“This is not about me. This is not about politics.”
-- President Obama at a Connecticut campaign event calling for firearms restrictions.
President Obama said that it would be “a tough day” in his presidency if Congress failed to pass legislation in response to the December massacre at a Connecticut grade school.
It looks like the president has a tough day or two ahead.
The provision Obama is pushing hardest now is an expansion of background checks for gun purchases. That would not have affected the Newtown killer, since he did not purchase the weapons used in the killings, but rather took them from his mother, whom he also killed.
The only gun-control provision on offer that advocates say might have lessened the death toll – a ban on the sale of new high-capacity magazines – has been declared not viable in the Democratic Senate due to a lack of support within the president’s party. And even that measure would only have reduced the death toll in Newtown if it had been in place when the killer’s mother purchased the weapons long ago.
The left’s most sought and now most lamented measure – a ban on civilian firearms mocked up to look like military models – was also nixed by a lack of Democratic support. And even that would have been of little use in Newtown, again providing that it was in place when the killer’s mother purchased the weapons.

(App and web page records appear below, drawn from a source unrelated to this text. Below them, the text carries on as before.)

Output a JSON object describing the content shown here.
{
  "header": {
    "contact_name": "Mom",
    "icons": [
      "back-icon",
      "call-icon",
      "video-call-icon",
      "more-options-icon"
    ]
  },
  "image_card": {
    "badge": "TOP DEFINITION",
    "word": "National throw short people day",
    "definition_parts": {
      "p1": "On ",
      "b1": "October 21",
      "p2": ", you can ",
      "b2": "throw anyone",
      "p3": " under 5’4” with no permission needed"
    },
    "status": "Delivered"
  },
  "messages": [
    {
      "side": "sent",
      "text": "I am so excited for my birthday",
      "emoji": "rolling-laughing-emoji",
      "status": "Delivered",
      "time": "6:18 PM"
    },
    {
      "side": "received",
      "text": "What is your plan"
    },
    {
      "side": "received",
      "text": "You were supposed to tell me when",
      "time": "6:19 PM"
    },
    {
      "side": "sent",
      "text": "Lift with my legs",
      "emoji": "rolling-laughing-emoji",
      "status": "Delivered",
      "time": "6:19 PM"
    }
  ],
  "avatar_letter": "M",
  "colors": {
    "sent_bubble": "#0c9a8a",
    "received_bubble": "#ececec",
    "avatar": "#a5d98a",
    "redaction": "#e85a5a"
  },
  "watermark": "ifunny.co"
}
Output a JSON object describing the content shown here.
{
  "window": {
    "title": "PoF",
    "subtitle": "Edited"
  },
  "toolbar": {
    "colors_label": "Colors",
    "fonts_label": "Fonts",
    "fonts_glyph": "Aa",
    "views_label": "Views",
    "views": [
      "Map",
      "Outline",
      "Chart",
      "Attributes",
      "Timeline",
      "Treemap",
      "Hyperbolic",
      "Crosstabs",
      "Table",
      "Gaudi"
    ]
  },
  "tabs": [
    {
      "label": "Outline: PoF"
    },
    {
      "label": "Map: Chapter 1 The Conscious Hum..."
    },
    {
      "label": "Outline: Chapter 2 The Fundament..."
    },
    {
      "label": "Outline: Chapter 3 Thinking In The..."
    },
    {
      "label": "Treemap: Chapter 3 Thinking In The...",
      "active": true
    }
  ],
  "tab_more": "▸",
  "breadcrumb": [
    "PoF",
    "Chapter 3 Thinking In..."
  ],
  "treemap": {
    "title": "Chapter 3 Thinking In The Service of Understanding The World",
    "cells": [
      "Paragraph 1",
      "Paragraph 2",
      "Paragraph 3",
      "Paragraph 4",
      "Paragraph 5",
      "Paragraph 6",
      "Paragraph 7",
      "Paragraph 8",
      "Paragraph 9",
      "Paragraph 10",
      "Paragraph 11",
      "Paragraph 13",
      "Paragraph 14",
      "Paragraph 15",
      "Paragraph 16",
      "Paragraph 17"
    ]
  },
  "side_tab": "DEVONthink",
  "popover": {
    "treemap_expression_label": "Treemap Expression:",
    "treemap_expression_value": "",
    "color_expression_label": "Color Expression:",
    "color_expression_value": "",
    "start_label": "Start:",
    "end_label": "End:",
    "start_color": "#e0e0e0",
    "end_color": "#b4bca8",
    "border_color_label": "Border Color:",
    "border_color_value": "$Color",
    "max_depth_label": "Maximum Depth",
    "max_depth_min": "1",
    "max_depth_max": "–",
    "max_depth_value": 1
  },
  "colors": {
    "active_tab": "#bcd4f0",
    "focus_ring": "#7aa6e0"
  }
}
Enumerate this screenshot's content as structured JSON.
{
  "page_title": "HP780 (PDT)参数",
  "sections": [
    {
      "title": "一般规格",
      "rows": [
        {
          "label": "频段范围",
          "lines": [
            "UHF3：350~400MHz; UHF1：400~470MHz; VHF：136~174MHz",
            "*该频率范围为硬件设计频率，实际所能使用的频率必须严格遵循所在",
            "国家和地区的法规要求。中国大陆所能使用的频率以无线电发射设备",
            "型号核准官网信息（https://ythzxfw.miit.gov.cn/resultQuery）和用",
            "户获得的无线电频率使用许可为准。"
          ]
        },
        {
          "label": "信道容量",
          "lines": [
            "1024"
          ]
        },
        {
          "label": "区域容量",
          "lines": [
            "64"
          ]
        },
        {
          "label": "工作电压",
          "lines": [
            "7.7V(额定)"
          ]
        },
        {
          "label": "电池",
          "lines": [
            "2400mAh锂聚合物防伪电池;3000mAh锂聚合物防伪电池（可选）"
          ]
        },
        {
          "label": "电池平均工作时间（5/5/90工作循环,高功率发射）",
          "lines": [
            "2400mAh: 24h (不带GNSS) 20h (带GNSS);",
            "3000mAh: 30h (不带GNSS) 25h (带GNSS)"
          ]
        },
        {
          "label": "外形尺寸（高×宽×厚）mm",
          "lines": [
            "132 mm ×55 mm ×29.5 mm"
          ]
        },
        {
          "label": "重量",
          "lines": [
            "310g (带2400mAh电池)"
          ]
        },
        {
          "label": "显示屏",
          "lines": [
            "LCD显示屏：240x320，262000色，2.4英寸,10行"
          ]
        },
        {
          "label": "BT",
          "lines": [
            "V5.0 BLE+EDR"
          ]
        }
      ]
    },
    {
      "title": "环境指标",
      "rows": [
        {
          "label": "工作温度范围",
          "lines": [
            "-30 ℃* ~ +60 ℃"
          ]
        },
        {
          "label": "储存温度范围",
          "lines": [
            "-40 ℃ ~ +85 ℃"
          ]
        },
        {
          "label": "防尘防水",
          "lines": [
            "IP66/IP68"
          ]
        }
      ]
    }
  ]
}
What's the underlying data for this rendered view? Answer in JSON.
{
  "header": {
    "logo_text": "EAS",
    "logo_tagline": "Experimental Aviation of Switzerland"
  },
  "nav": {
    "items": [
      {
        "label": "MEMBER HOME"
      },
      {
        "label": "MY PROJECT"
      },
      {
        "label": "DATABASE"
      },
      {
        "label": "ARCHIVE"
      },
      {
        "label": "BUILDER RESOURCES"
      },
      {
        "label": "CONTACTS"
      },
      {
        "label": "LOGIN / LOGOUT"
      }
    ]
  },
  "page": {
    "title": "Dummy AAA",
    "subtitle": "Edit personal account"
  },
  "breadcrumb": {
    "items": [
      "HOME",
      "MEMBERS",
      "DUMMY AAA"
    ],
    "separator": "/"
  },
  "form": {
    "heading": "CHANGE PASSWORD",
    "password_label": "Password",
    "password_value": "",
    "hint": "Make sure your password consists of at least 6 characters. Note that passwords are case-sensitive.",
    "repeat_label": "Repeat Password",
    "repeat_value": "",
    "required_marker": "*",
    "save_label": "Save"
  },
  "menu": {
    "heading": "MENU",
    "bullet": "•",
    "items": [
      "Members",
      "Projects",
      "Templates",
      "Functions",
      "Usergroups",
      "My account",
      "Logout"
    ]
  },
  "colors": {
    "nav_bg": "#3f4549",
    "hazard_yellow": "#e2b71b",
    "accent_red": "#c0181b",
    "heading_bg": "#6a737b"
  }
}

One measure in the remaining pool of viability that might prevent future school shootings – an increase in federal grants for school safety – could pass easily with bipartisan support. But tossing some money at the problem doesn’t exactly sound like a response to Obama’s call that “as a society… we must change.”
Having failed to develop a legislative package that addressed the causes of the slaughter in Connecticut, Obama and his allies fell back to old Democratic standbys on gun control from the 1990s. And those measures don’t have as much to do with mass shootings or school shootings as they do with street crime and gun registration.
So often the case in his presidency, he and those he tasked with producing legislation, in this case, Vice President Joe Biden, could neither innovate nor develop consensus, even within Obama’s party. Whether a stimulus spending package, a new health-insurance entitlement, bank regulations, global warming fees or, now, school-shooting curbs, Obama most often seems to be a captive of Congress.
Obama is now left with making the first hard sell of his second term by calling for background check legislation in response to a school shooting, despite the fact that the legislation would have done nothing to prevent the shooting in question. And all because he rushed and then bungled the development of the package. The Obama mantra of “we can’t wait” has again proved a poor approach to big legislation.
The disconnect between the shooting and the legislation has made it easier for Republicans to harass the president on the subject.
As Obama’s firearms push clatters to an unhappy end, the remaining fight is over record keeping under the proposed expansion of background checks. The Obama-backed measure would create for the first time a federal registry of firearms sales. An alternative bipartisan measure, still struggling to get aloft, would expand background checks to all weapons sales involving a commercial intermediary (a Web site, the hosts of a gun show) but exempt transactions between individuals and, more importantly, not allow the feds to build a gun registry.
Democratic outrage over Republican threats to filibuster the provision including the registry might have more sting if anyone could argue that the measure would have prevented the Newtown killings.
While there is broad public support for expanding background checks, there is also considerable public concern that federal authorities might use such information to one day confiscate legally purchased weapons.
Expanded provisions for the inclusion of mental health concerns into background checks might have made a difference in Tucson, Aurora or Blacksburg. Those have been discussed, but have largely been dropped due to medical privacy laws and a cultural bias against involuntary psychiatric commitments.
But because Obama could not find a way to get his party to think anew and act anew on guns and because he focused on reviving old, largely unrelated, issues, the president went from the politically advantageous position of pushing for legislation in response to a specific tragedy to the politically disadvantaged, ancient bog of gun control.
And Now, A Word From Charles
“Well, I think every country at every time could use somebody as principled and smart and strong as [Margaret Thatcher]. I think what we don't quite remember in the gauzy recollections today is how despised she was, how widely despised at home and to some extent here among the left. I mean, she angered everybody in her country from the communist union leaders to the upper class twits in her own party, which isn't easy to do.”
-- Charles Krauthammer on “Special Report with Bret Baier.”
Chris Stirewalt is digital politics editor for Fox News, and his POWER PLAY column appears Monday-Friday on FoxNews.com. Catch Chris Live online daily at 11:30amET at http:live.foxnews.com.
Chris Stirewalt joined Fox News Channel (FNC) in July of 2010 and serves as digital politics editor based in Washington, D.C. Additionally, he authors the daily "Fox News First" political news note and hosts "Power Play," a feature video series, on FoxNews.com. Stirewalt makes frequent appearances on the network, including "The Kelly File," "Special Report with Bret Baier," and "Fox News Sunday with Chris Wallace." He also provides expert political analysis for Fox News coverage of state, congressional and presidential elections.